Interesting factory tour of a Mayfield plant that packages milk and ice cream (no cows, no cheese), that is highly affordable <$5 for adults, with the price including a bowl (or cone) of their freshly made ice cream.
As my friends know I’m not one for early mornings, in fact I tend to live in my own little time zone which if I’m lucky is only three hours behind of everyone else (my normal bedtime is about 3am or 4am and I need a good 8 hours to function well). Sometimes I get so out of synch that I just find it easier to move my body clock forward an hour or so every day till it is in local time. IF I have a job where I am forced to yank myself out of bed at a set time it’s less likely to happen, but during periods like now, where my time is my own… well let’s just say getting to things that are far away and that shut down by 5pm can be a struggle. In addition, I don’t do mornings well… I tend to stagger around and grunt for the first half hour, and I’ve found my driving during the first two hours of wakefulness tends to be ‘unsafe’ meaning if I need to leave the house by 8am to be at work on time I have to be up by 6am, at least if I need to drive to get there.

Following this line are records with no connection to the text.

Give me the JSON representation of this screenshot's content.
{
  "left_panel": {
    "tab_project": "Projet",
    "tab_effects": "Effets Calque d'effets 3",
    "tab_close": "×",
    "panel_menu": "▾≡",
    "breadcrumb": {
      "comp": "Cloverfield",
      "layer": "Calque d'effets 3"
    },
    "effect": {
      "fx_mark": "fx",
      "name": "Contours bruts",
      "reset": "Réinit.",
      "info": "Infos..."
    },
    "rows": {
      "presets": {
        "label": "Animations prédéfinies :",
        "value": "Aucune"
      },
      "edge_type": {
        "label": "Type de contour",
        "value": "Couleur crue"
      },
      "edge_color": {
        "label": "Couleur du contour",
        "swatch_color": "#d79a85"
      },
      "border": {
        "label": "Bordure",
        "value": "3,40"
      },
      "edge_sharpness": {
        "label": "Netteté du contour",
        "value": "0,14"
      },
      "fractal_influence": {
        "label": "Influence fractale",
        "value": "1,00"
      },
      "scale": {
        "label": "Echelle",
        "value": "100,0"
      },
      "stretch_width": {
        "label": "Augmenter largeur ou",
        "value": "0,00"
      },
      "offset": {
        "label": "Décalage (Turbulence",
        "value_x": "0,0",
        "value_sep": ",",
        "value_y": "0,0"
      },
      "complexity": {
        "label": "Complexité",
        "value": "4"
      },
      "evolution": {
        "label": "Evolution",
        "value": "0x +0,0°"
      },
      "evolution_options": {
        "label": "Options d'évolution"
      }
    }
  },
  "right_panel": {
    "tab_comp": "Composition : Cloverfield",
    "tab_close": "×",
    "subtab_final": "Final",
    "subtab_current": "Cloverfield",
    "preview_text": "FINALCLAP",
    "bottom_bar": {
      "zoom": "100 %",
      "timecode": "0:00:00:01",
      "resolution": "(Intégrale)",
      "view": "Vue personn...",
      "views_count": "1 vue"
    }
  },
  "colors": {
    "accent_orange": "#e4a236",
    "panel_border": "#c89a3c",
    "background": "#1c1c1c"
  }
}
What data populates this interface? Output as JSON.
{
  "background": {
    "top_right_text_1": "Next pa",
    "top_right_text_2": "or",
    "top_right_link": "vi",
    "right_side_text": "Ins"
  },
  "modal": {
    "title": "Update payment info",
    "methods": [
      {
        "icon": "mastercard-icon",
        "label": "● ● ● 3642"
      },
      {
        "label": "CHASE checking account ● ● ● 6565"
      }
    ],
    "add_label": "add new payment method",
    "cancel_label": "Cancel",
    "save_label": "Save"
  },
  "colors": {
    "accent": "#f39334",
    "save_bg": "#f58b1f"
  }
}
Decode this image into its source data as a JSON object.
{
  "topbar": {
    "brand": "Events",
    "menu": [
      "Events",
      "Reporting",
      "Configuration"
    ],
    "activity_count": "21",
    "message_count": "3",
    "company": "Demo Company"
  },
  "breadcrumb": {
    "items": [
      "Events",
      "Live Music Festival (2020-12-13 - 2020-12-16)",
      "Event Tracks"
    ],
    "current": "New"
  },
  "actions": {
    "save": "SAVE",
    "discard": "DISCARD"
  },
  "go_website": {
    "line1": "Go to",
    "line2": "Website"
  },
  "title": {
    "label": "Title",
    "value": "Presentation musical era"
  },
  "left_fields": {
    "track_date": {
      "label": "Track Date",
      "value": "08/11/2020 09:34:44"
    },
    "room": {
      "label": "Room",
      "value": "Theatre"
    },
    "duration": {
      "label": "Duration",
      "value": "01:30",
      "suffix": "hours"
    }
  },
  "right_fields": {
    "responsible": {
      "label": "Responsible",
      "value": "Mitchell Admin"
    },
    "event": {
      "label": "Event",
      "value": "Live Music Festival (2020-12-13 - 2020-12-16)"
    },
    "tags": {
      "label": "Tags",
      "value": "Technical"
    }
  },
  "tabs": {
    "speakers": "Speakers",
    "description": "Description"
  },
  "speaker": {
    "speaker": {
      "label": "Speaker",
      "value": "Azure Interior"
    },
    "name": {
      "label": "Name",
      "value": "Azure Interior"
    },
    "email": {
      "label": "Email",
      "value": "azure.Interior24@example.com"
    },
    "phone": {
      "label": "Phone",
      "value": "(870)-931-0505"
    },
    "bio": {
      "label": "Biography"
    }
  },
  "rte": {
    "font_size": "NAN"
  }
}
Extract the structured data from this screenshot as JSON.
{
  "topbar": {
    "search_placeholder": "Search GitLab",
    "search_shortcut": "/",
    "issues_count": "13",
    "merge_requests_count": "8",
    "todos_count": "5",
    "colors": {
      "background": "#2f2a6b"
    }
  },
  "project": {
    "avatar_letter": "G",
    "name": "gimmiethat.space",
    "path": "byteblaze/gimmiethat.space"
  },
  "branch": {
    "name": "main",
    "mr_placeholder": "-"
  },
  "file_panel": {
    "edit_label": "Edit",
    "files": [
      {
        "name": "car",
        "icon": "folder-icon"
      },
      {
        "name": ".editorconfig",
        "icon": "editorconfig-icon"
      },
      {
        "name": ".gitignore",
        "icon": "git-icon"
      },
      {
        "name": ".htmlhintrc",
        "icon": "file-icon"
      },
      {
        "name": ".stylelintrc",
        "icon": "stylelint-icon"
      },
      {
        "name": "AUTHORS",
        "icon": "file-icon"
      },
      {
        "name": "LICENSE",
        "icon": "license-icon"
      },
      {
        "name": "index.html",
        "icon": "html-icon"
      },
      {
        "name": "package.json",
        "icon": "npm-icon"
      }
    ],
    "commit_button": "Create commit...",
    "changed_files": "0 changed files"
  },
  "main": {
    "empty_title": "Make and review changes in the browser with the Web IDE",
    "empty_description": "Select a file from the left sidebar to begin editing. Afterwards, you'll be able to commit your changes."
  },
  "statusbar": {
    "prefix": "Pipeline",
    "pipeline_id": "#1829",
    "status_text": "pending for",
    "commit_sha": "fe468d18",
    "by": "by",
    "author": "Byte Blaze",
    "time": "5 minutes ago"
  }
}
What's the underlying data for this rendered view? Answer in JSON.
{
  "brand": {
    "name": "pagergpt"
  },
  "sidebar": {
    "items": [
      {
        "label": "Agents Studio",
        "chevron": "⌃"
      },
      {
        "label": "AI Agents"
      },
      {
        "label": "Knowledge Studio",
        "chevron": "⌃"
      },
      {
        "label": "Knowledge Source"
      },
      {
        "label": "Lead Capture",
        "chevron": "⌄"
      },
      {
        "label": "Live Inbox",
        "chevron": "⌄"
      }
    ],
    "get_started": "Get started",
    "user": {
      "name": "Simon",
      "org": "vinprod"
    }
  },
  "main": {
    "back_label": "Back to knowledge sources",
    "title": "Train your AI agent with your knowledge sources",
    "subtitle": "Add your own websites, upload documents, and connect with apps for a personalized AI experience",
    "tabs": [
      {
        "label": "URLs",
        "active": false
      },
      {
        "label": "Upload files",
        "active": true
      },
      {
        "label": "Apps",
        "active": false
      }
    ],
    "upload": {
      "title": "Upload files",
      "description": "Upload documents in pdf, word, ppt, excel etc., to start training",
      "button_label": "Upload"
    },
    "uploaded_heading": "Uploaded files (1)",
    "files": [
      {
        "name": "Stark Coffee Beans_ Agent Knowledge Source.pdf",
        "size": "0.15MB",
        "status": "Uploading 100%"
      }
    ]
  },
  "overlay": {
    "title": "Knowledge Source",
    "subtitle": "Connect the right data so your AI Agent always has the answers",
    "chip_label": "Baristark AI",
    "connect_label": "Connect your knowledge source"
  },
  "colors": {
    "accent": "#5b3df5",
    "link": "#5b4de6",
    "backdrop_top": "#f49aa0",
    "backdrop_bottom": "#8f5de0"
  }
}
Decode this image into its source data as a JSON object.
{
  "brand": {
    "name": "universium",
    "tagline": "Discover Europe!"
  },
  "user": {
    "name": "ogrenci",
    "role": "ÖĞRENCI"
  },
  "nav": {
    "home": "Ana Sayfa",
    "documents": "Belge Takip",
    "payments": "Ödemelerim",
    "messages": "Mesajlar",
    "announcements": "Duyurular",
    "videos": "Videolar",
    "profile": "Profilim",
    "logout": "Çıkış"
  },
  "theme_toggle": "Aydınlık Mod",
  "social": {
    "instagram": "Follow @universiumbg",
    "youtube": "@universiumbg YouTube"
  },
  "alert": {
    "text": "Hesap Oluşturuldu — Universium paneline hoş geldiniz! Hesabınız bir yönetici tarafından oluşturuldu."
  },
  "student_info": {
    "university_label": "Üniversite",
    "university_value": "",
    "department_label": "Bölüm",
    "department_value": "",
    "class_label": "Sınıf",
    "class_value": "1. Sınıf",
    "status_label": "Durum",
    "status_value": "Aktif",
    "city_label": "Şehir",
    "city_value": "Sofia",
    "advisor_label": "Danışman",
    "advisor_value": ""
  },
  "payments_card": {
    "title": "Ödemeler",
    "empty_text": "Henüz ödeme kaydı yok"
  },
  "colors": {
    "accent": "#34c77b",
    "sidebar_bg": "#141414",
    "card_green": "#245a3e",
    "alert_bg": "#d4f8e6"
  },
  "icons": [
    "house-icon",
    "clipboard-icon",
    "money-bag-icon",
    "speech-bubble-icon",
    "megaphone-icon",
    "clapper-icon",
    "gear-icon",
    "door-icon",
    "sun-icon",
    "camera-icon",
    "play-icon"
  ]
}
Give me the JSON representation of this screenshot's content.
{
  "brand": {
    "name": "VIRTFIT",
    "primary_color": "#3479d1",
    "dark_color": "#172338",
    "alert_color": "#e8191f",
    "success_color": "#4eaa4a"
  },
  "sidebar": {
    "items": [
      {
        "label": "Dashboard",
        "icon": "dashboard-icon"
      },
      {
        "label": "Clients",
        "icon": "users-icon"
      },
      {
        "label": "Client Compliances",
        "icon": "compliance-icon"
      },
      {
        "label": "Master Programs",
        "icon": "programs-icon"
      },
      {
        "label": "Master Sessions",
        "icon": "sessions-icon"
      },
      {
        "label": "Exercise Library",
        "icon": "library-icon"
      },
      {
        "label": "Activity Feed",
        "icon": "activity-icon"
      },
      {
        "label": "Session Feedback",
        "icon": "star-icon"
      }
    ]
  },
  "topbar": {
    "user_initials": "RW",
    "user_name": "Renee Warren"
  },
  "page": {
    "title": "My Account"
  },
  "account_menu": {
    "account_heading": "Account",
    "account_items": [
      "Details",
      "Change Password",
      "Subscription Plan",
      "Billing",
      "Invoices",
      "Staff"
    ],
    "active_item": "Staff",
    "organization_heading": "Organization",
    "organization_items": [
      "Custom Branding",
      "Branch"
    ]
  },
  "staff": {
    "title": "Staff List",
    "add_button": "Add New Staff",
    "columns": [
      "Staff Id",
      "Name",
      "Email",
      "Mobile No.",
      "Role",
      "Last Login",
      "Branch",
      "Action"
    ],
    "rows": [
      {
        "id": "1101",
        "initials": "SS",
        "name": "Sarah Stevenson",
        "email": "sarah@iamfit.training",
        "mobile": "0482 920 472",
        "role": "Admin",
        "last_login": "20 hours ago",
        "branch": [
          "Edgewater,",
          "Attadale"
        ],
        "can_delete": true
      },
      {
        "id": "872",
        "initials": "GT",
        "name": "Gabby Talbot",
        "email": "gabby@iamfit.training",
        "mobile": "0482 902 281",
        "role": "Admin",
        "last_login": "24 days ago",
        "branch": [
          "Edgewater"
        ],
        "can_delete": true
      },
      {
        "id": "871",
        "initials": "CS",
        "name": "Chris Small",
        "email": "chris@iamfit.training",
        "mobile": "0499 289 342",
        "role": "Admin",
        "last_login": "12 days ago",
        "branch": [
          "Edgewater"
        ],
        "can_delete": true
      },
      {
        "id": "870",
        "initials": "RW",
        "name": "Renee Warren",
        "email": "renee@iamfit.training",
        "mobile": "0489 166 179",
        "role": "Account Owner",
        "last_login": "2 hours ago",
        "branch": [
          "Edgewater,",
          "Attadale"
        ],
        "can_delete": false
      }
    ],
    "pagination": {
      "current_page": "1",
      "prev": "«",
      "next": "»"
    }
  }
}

So, You do the math: recently I’ve been waking up at around 11:40am, and this place is about 1.20 hours away from where I was staying, and the dairy’s last tour is at 4pm and I was assured that by that hour most of the machines have already been shut down, so it would be best to come before that. NOT the easiest thing for me to pull off. I had intended to go on yesterday, but by the time I got up, dealt with a couple of pieces of business that had popped up in my emails, etc., it was already nearing 3pm. So today I tried again, and managed to get there by about 2:48pm, and found during the tour that they were already starting to discontinue production on a few of the machines. So, I strongly suggest you go there earlier rather than later… and they don’t do tours on Wednesdays.
The tours are every hour on the hour, and begin with a documentary about the company (which seems to serve the secondary purpose of adding on a few stragglers to the group). Then everyone is given a hair net (whose purpose seemed legal rather than actual, we were almost never anywhere near a machine when there wasn’t glass between us and it).
Unfortunately they do not allow any photos taken while inside the factory area, so I can’t show that, but its the usual processing machines, either molding the plastic jugs for the milk, or filling them, etc. I did learn one interesting fact… apparently its a huge mistake to keep your milk in those nice spaced on refrigerator doors. According to the woman we’re supposed to keep the milk as far to the back of the fridge as possible, if you want to keep it fresh.
During my visit there was male toddler type who at first was completely disinterested, with parents who clearly didn’t grok the concept of teaching … I think they just thought taking the kid to things like this would be enough. Sorry but no. The tour guide was talking to fast and delivery her script in too monotone of a voice to grab the kids attention, so I picked up an example of the snapped off extra plastic from the milk jugs that they had examples of sitting on a side table (well above child reach) and wiggled it in the kids view, talking about what it was and then redirecting his attention to the machine chopping them out at a fast pace… from then on he was enamored.
At the end your let out in a shop area with a lot of appealing chatchkees and amusing T-shirts that advertised the company in one way or another — I was sorely tempted to get something but my life style requires a strict limitation of stuff (my car can only hold so much). There is also an ice cream parlor where you can redeem your one scoop of ice cream. I opted for a flavor called Extreme Moose Tracks “Rich chocolate ice cream with Moose TracksⓇ Fudge-filled cups and famous Moose TracksⓇ Fudge” … whatever that means